**Description of the task:**
Total the lines of the listing below that hold the word "char". Output nothing except that number.

**Data in this exercise:**
────────────────────
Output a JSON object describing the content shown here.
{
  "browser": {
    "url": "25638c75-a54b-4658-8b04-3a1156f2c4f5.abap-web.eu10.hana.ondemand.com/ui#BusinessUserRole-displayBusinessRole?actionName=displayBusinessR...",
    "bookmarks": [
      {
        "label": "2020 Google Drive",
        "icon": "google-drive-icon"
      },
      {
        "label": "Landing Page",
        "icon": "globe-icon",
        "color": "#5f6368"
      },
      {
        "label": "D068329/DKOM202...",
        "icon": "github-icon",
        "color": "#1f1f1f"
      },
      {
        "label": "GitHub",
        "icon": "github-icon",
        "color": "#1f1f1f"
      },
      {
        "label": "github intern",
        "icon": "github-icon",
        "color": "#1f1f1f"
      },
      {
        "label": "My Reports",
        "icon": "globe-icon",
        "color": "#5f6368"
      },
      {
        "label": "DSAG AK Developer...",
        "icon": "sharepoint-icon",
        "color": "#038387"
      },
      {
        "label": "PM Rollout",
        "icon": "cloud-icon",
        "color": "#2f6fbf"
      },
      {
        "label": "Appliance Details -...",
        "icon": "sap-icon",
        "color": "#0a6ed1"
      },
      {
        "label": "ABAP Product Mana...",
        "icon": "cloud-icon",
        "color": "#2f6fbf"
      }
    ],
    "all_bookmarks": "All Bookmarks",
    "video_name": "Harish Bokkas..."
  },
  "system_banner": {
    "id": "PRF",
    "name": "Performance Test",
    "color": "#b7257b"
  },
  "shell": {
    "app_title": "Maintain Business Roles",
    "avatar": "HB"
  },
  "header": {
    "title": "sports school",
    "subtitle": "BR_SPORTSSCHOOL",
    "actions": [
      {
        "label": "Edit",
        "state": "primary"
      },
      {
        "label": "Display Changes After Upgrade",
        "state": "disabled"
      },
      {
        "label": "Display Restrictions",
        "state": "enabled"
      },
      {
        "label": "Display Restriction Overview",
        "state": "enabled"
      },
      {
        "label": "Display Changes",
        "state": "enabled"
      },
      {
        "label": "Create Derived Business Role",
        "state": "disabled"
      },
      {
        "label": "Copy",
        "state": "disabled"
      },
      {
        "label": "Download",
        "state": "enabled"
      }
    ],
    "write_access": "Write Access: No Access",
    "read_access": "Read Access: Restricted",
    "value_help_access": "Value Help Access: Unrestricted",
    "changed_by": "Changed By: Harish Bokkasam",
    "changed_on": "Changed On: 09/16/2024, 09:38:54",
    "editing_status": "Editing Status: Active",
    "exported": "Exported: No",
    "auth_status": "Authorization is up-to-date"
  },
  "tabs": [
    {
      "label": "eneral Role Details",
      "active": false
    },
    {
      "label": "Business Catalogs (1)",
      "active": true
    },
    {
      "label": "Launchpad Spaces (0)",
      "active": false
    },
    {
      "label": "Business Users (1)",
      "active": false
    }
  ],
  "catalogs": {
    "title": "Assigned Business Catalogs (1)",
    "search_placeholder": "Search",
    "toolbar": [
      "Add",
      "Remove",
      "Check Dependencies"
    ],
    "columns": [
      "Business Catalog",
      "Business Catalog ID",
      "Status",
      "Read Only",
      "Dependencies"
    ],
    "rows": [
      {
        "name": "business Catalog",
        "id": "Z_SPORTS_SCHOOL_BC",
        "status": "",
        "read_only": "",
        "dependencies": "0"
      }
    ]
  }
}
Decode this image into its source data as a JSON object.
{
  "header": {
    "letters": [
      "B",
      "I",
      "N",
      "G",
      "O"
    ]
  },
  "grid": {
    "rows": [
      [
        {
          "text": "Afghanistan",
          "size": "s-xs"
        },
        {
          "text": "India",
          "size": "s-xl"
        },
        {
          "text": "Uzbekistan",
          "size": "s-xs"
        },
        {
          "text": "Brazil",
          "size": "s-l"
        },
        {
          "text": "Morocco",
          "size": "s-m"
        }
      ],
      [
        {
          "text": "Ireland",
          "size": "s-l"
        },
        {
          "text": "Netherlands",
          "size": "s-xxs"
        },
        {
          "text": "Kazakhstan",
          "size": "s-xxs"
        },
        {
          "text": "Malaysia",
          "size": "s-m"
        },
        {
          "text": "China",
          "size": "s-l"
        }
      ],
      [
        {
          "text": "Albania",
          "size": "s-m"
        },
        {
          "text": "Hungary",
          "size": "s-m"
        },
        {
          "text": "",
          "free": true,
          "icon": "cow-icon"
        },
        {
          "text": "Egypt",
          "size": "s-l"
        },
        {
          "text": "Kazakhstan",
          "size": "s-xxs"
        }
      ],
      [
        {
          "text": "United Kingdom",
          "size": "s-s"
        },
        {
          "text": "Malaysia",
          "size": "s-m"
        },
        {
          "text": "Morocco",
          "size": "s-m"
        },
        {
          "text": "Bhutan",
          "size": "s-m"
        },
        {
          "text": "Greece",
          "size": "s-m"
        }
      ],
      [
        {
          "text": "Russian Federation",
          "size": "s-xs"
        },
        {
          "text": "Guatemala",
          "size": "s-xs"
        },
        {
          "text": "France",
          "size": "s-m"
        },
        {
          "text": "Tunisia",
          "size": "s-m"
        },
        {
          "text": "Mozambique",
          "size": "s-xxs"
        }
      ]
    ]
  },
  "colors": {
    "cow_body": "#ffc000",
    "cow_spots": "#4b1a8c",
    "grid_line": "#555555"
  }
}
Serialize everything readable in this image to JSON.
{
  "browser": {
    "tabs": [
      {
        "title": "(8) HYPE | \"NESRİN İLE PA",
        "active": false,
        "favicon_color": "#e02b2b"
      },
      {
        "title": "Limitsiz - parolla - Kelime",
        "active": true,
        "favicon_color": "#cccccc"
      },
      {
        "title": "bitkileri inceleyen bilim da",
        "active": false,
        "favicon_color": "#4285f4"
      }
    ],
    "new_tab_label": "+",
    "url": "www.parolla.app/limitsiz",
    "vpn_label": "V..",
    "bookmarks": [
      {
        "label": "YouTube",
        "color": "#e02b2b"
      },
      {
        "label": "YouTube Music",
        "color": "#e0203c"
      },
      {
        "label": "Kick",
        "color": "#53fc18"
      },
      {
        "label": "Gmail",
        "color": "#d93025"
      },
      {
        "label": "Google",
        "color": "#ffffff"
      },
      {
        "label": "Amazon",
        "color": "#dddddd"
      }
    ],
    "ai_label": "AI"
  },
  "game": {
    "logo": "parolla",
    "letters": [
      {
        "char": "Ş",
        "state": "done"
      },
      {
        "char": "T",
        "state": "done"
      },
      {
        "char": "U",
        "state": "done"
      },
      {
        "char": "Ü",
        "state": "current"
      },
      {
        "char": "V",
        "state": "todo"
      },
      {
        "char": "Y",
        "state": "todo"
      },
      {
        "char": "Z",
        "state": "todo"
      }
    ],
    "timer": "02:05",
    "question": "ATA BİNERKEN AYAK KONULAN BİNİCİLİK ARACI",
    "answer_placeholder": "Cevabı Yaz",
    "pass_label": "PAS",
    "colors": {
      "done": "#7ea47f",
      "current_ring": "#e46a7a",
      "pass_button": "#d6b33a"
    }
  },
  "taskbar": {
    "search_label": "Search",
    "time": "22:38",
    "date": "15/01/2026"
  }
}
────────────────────
**Your solution:**
7